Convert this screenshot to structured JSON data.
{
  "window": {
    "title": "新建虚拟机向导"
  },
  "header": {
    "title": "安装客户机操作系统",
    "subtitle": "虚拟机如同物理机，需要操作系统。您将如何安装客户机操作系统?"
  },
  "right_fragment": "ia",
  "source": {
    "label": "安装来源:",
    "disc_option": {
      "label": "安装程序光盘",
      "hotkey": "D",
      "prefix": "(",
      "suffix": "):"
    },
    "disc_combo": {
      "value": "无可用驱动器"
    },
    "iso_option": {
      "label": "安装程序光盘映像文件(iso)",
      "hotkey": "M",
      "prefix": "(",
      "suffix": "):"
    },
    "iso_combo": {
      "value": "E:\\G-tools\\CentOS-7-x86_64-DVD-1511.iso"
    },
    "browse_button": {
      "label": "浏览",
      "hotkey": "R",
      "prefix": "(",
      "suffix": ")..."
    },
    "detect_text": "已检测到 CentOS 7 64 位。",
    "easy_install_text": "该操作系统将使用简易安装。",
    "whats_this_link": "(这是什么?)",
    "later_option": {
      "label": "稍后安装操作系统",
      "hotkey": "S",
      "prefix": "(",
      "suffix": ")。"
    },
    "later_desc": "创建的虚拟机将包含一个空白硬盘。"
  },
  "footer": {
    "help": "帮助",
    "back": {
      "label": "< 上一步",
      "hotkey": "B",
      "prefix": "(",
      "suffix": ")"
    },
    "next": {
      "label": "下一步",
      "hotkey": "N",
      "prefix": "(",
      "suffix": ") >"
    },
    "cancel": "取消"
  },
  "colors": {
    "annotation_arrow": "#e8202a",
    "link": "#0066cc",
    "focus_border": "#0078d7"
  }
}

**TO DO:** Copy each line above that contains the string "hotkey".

**SOLUTION TO THIS EXERCISE:**
      "hotkey": "D",
      "hotkey": "M",
      "hotkey": "R",
      "hotkey": "S",
      "hotkey": "B",
      "hotkey": "N",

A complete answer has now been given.